**ACTIVITY:** Every entry must be given again exactly as it is written.

**SUPPLIED INFORMATION:**
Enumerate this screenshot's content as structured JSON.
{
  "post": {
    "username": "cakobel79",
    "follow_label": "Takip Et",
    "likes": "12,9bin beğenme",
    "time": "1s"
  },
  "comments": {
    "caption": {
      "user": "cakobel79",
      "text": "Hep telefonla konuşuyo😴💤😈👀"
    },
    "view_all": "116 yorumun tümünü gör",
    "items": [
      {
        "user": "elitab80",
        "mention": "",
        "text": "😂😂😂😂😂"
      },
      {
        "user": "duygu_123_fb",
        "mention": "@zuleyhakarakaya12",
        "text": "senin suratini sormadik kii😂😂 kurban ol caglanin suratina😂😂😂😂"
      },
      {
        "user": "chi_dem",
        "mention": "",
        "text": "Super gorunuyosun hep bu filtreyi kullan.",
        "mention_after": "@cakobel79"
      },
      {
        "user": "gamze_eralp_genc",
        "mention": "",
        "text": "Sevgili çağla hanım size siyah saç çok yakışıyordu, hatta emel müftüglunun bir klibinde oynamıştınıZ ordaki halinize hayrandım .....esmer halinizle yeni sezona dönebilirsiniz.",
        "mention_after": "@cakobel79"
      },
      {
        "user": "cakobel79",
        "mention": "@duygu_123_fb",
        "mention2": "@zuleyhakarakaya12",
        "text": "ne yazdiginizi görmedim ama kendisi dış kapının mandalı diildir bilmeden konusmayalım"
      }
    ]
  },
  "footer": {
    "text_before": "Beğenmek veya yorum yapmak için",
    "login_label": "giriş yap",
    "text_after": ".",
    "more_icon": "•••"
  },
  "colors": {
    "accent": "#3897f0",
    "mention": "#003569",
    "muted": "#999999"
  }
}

**ANSWER SPACE:**
Enumerate this screenshot's content as structured JSON.
{
  "post": {
    "username": "cakobel79",
    "follow_label": "Takip Et",
    "likes": "12,9bin beğenme",
    "time": "1s"
  },
  "comments": {
    "caption": {
      "user": "cakobel79",
      "text": "Hep telefonla konuşuyo😴💤😈👀"
    },
    "view_all": "116 yorumun tümünü gör",
    "items": [
      {
        "user": "elitab80",
        "mention": "",
        "text": "😂😂😂😂😂"
      },
      {
        "user": "duygu_123_fb",
        "mention": "@zuleyhakarakaya12",
        "text": "senin suratini sormadik kii😂😂 kurban ol caglanin suratina😂😂😂😂"
      },
      {
        "user": "chi_dem",
        "mention": "",
        "text": "Super gorunuyosun hep bu filtreyi kullan.",
        "mention_after": "@cakobel79"
      },
      {
        "user": "gamze_eralp_genc",
        "mention": "",
        "text": "Sevgili çağla hanım size siyah saç çok yakışıyordu, hatta emel müftüglunun bir klibinde oynamıştınıZ ordaki halinize hayrandım .....esmer halinizle yeni sezona dönebilirsiniz.",
        "mention_after": "@cakobel79"
      },
      {
        "user": "cakobel79",
        "mention": "@duygu_123_fb",
        "mention2": "@zuleyhakarakaya12",
        "text": "ne yazdiginizi görmedim ama kendisi dış kapının mandalı diildir bilmeden konusmayalım"
      }
    ]
  },
  "footer": {
    "text_before": "Beğenmek veya yorum yapmak için",
    "login_label": "giriş yap",
    "text_after": ".",
    "more_icon": "•••"
  },
  "colors": {
    "accent": "#3897f0",
    "mention": "#003569",
    "muted": "#999999"
  }
}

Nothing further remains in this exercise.